In the central nave stand three unique sculptures in which Shonibare reinterprets masterpieces of Greek and Roman antiquity. In each work, Shonibare's figures are transformed by the artist's uniquely designed signature Dutch wax batik patterns that are painted directly onto the surface. Each bears a bespoke handmade globe as its head that depicts a contemporary map, alluding to a form of universal identity. Reimagining these classical myths for the present day, Shonibare retains the dramatic impact of the original statues.

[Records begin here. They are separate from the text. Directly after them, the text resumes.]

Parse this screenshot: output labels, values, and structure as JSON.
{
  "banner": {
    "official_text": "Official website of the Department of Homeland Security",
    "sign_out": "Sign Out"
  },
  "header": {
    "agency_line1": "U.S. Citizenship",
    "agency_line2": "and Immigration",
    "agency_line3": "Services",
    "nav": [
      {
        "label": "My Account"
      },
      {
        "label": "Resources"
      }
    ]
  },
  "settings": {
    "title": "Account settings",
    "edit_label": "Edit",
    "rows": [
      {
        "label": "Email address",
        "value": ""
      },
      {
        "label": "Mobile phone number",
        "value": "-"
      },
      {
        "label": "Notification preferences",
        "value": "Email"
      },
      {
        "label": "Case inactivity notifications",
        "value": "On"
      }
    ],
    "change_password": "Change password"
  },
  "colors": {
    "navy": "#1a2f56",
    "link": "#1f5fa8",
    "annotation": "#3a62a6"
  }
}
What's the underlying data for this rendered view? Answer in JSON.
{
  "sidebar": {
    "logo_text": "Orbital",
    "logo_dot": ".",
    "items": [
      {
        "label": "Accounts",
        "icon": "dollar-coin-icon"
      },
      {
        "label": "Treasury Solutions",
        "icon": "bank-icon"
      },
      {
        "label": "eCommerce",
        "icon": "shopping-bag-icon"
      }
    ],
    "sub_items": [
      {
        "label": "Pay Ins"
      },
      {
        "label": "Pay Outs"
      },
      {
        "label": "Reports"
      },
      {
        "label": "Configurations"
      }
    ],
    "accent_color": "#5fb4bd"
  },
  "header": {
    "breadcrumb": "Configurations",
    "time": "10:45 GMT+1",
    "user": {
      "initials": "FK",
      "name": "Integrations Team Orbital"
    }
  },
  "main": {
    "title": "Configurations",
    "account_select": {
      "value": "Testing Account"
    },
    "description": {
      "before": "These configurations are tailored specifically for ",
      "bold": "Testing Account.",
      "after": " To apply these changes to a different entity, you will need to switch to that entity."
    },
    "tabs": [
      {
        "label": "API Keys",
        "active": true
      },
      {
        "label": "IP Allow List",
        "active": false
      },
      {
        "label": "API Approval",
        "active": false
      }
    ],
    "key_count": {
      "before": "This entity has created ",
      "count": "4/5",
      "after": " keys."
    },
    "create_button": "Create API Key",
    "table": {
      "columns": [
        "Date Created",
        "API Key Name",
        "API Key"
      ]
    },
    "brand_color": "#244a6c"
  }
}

Doryphoros, one of the best known Greek sculptures, is an important early example of classical realism. In this work Shonibare depicts a muscular athlete, the sculpture's naked form exemplifying the archetype of masculine athleticism and strength. The writings of Joachim Johann Winckelmann, a German art historian, were influential to Shonibare when creating this series. Winckelmann believed white marble classical sculpture to represent the embodiment of ideal beauty. In this work Shonibare manipulates the aesthetics of the form to challenge the accepted definition of the idealised body.
Shonibare also reimagines Discobolus, portraying the eternally youthful, naked athlete paused in contemplation as he prepares to throw the discus. Created for the exhibition ‘From Life', which launched the Royal Academy of Arts' 250th anniversary celebrations in 2018, Shonibare captures the instant immediately before the athlete launches himself forward for the throw. Shonibare's inspiration for this sculpture is a Roman copy of a now lost bronze work, excavated in the Appian Way by the dealer Gavin Hamilton in 1792, and housed in the collection of The Vatican Museums.
The winged figure of Cupid, the God of desire, erotic love, affection and attraction clutches a bow which represents his source of power. In classical mythology, a person, or even a deity, who is shot by Cupid's arrow, is filled with uncontrollable desire. Based on a Roman copy of a bronze work dating from the fourth century BC, the original statue was also excavated by Gavin Hamilton. The Roman sculpture was subsequently sold to the collector Charles Townley. In correspondence regarding the sale, Hamilton described this statue as ‘by much the finest extant for beauty, as well as preservation' and urged the prospective collector to ‘preserve it, by putting it in a case lined with black velvet'. The British Museum later acquired the sculpture in 1805.
Dutch wax batik fabric was inspired by Indonesian design, mass-produced by the Dutch and British and eventually sold to the colonies in West Africa. In the 1960s the material became a new symbol of African identity and independence. Since the early 1990s Shonibare has used it to represent the flexibility of identity, as much as the implications of trade and colonialism.
With an unobtrusive redbrick exterior, Fitzrovia Chapel is a secular building whose interior gleams with the intricate details and opulent decoration of an ornate Christian church. Originally housed within The Middlesex Hospital, its vaulted ceiling of dazzling gold mosaic mirrors the gold leaf on Shonibare's sculptures. The central aisle of pale blue mosaic is lit through Gothic stained glass windows. Seventeen different types of marble and mosaic tiles adorn the nave and transept. By situating Shonibare's works within this magnificent space, the artist's signature patterns and seductive colours interrupt Western religious iconography and the canons of classical and Renaissance art.
The Fitzrovia Chapel
2 Pearson Square
Wednesday 3-Saturday 6 October, 10am-6pm
Preview: Tuesday 2 October, 5.30-7.30pm